Marc C. Minno has studied the ecology, systematics, and biogeography of butterflies and moths for much of his life.
He received a B.S. degree in entomology from Purdue University, a M.S. degree in entomology from the University of California at Davis, and a Ph.D. in zoology from the University of Florida.
He currently works as an ecologist for Eco-Cognizant, Inc., a home based consulting firm operated by spouse Maria Minno.
Since moving to Florida in 1982, Marc and Maria Minno have worked toward conserving the state’s rare, unique, and imperiled plants and animals.
Recently, he has been monitoring imperiled butterflies in the Florida Keys and southern areas of the state.
Marc frequently gives presentations and workshops on butterflies to local chapters of the Florida Native Plant Society, North American Butterfly Association, Audubon Society, and other conservation groups.
He is a past president of the Southern Lepidopterists’ Society and in 1999 received the John Abbott Award in recognition of outstanding achievement in expanding knowledge of Lepidoptera.
Marc is a research associate with the McGuire Center at the Florida Museum of Natural History in Gainesville, which contains the largest butterfly and moth research facility in the world.
Chad Moore holds degrees in Geography and Earth Science and has a longtime interest in the beauty and science of the night sky.
Chad co-founded the NPS Night Skies Team in 1999 and currently leads the program.

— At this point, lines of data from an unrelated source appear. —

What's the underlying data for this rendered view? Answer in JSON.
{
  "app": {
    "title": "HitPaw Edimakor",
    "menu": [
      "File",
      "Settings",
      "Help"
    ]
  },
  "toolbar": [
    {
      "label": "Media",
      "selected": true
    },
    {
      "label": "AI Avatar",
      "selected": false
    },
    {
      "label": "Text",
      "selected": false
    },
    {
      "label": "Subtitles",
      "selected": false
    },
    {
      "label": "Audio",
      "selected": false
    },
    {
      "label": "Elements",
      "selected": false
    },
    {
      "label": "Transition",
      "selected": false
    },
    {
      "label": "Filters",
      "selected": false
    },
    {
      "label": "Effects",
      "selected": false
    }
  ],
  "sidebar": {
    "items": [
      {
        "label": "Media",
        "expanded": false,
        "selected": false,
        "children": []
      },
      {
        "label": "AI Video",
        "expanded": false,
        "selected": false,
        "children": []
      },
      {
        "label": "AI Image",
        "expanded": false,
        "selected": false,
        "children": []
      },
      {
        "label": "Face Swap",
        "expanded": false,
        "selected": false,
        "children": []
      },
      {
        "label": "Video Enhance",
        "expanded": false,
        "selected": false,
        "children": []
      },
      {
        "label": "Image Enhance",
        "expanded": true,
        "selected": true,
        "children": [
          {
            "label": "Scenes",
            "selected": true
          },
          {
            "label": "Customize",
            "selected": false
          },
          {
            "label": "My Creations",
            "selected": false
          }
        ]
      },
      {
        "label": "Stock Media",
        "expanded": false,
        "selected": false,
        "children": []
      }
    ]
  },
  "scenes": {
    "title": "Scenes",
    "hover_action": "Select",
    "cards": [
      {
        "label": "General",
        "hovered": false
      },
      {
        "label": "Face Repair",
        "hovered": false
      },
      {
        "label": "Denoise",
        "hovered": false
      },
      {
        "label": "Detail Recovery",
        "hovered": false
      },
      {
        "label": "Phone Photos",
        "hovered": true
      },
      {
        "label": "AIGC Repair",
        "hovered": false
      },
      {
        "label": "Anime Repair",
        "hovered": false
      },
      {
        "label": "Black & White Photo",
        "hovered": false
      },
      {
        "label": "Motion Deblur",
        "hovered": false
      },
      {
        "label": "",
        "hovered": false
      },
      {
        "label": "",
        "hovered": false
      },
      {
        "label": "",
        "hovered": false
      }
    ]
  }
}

His role as team leader has him advising parks on outdoor lighting, developing instrumentation to measure light pollution, and sharing his vision of starry nights with park rangers and the public.
Tyler Nordgren is a Professor of Physics and Astronomy at the University of Redlands. Prior to arriving at Redlands in 2001 he was an astronomer at both Lowell Observatory and the U.S. Naval Observatory in Flagstaff, Arizona.

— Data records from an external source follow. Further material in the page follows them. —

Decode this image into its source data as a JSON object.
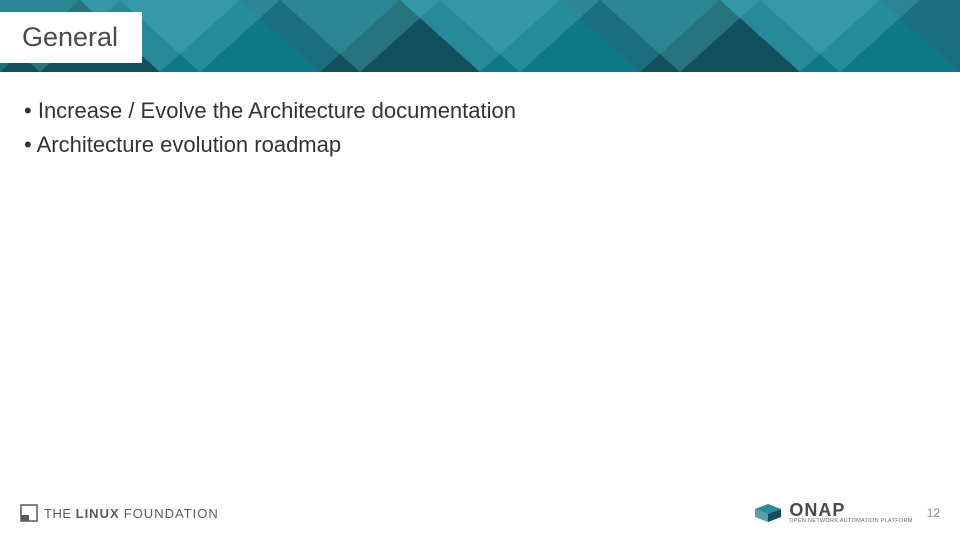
{
  "header": {
    "title": "General"
  },
  "content": {
    "bullets": [
      "Increase / Evolve the Architecture documentation",
      "Architecture evolution roadmap"
    ]
  },
  "footer": {
    "linux_foundation": {
      "the": "THE",
      "linux": "LINUX",
      "foundation": "FOUNDATION"
    },
    "onap": {
      "name": "ONAP",
      "tagline": "OPEN NETWORK AUTOMATION PLATFORM"
    },
    "page_number": "12"
  },
  "colors": {
    "header_base": "#1a6e7d",
    "header_dark": "#124e59",
    "header_mid": "#2a8c9c",
    "header_light": "#4fb3bf",
    "header_teal": "#0d7a8a"
  }
}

He earned his PhD in astronomy from Cornell University in 1997 for work on dark matter in interacting spiral galaxies. In addition to publishing roughly two dozen peer reviewed scientific articles he is also the author of “Stars Above, Earth Below: A guide to astronomy in the national parks,” a popular science book dedicated to revealing what visitors to America’s national parks can observe in a dark night sky. Since 2007, Dr. Nordgren has worked closely with the U.S. National Park Service Night Sky Program to promote astronomy outreach and night-sky preservation in national parks.
Dr. Nordgren has helped document this vanishing landscape with award-winning artwork and night sky photography that has been on display in galleries from New York City to Flagstaff, Arizona and is on display in a number of national parks. As a result of this work he was a past-member of the Board of Directors for the International Dark-Sky Association. In 2012, NASA’s Curiosity rover joined Spirit and Opportunity on Mars carrying sundials, or “Marsdials” which Dr. Nordgren helped design with a team of seven other scientists and artists.

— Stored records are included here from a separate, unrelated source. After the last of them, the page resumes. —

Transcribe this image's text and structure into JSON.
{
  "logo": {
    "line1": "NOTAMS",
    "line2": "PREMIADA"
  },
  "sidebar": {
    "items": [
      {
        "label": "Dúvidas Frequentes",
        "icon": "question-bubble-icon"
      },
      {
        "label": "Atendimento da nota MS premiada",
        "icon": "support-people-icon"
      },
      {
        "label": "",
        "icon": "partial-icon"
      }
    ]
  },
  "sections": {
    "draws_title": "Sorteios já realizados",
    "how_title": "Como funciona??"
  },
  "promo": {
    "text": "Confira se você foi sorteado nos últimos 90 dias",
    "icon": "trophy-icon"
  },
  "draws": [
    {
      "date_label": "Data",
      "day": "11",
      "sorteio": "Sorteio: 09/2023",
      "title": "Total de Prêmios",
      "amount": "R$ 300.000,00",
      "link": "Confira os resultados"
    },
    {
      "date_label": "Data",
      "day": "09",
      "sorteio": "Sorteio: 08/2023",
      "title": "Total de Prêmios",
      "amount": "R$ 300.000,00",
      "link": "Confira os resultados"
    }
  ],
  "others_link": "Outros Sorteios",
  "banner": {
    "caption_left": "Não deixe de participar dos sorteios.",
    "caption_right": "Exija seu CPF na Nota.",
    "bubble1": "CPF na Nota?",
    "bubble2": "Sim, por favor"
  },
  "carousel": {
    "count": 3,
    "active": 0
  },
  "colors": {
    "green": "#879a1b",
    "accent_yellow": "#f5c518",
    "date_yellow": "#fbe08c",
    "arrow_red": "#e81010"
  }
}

David G James developed a passion for butterflies at the age of 8 in the UK where he grew up. He received a B.S. degree in Zoology and Geography from the University of Salford and a PhD degree from Macquarie University in Sydney.
His doctoral thesis dealt with the overwintering biology of Monarch butterflies in New South Wales. During his career as an agricultural entomologist specializing in biological control he has published more than 170 scientific papers on arthropods ranging from spider mites to stink bugs to butterflies. He is an authority on acarology (mites and ticks), chemical ecology and integrated pest management as well as butterflies and moths. David is currently an Associate Professor in Entomology at Washington State University researching non-chemical and sustainable strategies for pest management in agriculture. He is also working on integrating sustainable, biologically-based pest management in viticulture with butterfly and pollinator conservation. As an authority on Pacific Northwest butterflies, David lectures publicly on butterfly biology and conservation and is actively involved in a number of citizen science projects that have butterflies as their focus.